The Writing section measures a test taker’s ability to write in an academic setting and consists of two tasks: one integrated and one independent. In the integrated task, test-takers read a passage on an academic topic and then listen to a speaker discuss it. The test-taker then writes a summary about the important points in the listening passage and explains how these relate to the key points of the reading passage. In the independent task, the test-taker must write an essay that states their opinion or choice, and then explain it, rather than simply listing personal preferences or choices. Responses are sent to the ETS OSN and evaluated by at least 3 different raters.
How and Where Can I Take The TOEFL?
The TOEFL test is given at many locations across Hong Kong, Macau, and mainland China. If you already have a TOEFL account, you can login to the ETS Registration Website (or create an account) to find available test centers, addresses, dates and times. If you do not have an account (and do not wish to create one at this time) you can also see a list of testing cities, dates and fees here.
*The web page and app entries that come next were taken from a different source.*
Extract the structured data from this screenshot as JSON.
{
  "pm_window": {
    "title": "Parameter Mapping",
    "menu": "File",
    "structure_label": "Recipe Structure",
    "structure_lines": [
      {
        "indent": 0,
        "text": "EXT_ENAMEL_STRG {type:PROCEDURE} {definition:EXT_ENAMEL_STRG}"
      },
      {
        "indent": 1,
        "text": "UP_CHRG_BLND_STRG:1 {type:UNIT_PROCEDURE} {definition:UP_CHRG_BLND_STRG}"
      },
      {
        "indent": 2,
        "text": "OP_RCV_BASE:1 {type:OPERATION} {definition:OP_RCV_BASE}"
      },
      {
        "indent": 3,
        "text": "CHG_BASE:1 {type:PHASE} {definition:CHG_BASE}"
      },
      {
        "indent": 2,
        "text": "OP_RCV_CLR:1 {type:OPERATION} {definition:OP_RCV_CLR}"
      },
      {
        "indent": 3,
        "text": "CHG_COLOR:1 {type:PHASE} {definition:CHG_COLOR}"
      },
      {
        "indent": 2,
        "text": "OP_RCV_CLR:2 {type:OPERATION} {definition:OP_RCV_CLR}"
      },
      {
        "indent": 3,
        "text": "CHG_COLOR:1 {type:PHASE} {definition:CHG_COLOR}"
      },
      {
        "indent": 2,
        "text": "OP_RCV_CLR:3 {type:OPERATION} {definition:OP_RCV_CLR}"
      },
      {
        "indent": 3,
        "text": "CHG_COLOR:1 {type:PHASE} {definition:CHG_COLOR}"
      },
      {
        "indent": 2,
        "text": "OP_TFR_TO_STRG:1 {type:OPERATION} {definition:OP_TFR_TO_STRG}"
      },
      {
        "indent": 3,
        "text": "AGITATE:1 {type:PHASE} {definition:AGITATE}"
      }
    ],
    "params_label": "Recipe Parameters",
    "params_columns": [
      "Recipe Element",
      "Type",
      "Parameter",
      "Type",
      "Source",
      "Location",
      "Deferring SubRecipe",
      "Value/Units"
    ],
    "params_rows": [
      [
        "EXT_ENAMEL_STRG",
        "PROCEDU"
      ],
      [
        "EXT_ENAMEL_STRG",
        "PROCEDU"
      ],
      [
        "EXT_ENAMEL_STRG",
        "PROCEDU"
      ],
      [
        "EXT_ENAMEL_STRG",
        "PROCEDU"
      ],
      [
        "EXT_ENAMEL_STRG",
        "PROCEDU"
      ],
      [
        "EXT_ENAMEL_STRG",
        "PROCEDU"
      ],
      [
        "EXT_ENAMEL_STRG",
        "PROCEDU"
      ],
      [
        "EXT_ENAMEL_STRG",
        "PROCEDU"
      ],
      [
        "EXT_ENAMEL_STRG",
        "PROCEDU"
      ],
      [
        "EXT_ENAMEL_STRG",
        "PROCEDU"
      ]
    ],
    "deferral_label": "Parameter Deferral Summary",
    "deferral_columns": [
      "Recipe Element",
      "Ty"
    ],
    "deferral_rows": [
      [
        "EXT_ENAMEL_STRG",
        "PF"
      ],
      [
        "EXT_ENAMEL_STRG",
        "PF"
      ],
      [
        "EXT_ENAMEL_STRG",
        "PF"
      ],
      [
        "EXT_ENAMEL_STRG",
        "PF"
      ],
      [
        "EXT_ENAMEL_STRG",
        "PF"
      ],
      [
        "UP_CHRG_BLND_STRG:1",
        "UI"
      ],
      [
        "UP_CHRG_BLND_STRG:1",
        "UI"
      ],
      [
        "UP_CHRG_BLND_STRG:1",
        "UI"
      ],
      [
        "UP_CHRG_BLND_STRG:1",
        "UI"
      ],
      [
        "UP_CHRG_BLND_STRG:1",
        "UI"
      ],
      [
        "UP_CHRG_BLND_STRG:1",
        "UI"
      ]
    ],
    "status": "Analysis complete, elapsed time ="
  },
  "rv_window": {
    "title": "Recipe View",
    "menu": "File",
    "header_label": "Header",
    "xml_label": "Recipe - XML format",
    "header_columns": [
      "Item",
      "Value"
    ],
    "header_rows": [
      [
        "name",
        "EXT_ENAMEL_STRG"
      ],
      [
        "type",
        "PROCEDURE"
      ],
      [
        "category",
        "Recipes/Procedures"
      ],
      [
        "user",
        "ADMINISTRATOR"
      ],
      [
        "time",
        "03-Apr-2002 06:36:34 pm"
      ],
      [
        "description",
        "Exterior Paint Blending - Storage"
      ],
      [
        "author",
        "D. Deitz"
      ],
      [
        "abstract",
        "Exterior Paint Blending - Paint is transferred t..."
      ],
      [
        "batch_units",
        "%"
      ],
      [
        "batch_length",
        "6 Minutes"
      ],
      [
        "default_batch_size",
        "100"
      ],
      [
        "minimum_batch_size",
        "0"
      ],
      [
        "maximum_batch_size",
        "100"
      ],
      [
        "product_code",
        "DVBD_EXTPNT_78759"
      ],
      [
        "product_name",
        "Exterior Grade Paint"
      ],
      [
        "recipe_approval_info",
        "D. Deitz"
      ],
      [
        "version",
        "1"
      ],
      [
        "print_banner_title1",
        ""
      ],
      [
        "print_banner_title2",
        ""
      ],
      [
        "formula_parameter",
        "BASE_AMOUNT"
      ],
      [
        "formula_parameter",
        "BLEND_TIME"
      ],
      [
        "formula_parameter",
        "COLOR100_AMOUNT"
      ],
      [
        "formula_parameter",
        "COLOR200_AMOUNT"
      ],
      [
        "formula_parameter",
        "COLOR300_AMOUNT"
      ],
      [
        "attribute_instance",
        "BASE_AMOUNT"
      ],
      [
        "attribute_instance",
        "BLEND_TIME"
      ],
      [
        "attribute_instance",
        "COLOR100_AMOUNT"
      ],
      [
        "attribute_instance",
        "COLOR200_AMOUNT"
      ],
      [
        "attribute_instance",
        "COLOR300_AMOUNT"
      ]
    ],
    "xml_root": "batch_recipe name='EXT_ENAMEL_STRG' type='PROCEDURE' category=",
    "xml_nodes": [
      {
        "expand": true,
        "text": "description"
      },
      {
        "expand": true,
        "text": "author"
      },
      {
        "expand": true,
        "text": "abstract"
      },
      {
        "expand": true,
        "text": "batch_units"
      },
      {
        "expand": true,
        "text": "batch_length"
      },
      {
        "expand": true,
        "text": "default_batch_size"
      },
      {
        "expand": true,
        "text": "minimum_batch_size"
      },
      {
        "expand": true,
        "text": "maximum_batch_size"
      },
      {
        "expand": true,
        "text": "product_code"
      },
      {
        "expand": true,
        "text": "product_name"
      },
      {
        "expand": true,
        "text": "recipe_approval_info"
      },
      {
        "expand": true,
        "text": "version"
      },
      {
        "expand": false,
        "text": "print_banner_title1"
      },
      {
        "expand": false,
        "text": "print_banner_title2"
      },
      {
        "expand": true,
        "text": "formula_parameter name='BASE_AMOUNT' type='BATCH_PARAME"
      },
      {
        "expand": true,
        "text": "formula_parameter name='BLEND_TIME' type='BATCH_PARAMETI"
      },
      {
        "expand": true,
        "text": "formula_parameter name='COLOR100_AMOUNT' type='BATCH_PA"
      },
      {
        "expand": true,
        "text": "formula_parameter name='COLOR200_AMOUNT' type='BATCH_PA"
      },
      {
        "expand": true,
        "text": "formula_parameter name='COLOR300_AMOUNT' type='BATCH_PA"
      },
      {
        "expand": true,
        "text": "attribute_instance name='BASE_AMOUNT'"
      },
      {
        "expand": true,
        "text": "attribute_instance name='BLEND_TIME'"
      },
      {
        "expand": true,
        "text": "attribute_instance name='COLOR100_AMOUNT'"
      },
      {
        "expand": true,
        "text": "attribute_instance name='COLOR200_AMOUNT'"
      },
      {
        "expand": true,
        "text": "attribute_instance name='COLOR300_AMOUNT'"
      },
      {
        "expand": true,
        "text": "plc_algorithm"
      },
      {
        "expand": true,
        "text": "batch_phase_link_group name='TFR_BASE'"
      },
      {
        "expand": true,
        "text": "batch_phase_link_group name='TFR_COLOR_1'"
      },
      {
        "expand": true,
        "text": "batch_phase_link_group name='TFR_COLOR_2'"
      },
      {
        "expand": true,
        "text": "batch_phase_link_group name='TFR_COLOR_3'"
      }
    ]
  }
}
ETS provides almost everything you might need for the TOEFL test on its website. We try to provide a good summary of the test and procedures here however for the latest and more detailed information please refer directly to the ETS site. ETS also provides several videos directly (unlike most of the the other testing systems who rely exclusively on YouTube). The ETS hosted videos should be playable for everyone and represent the core informational material. ETS and other organizations however still rely upon YouTube to deliver many additional videos. We have made available a few of the more important TOEFL videos on the Teachers Network site with the back links to the original content for users without YouTube access. For users with YouTube access be sure to check out the other channels below.
Educational Testing Service (ETS)
TOEFL Home Page
Frequently Asked Questions
TOEFL Video Library – A good selection of TOEFL videos hosted directly on the ETS site
TOEFL Download Library – A direct listing of the various TOEFL documents available for download from ETS
TOEFL Registration Home Page
TOEFL Registration Website Login
TOEFL Test Location Finder
Official ETS TOEFL Test Preparation Materials
TOEFL Sample Test Questions
Student Test Prep Planner
TOEFL Quick Prep – Free practice tools with real TOEFL questions from past tests
TOEFL Interactive Sampler – Past TOEFL Tests – Windows OS only – 141MB download
TOEFL Test Scoring Home – How the test is scored and links to other scoring related pages
Understanding Your TOEFL Test Scores
Speaking Section Scoring Guide
Writing Section Scoring Guide
TOEFL TV Channel – ETS (175 videos)
EngVid – Learn English For Free – This is a great collection of what appears to be almost 1000 great English language instructional videos
NoteFull TOEFL Mastery – Another great collection of almost 100 TOEFL specific instructional videos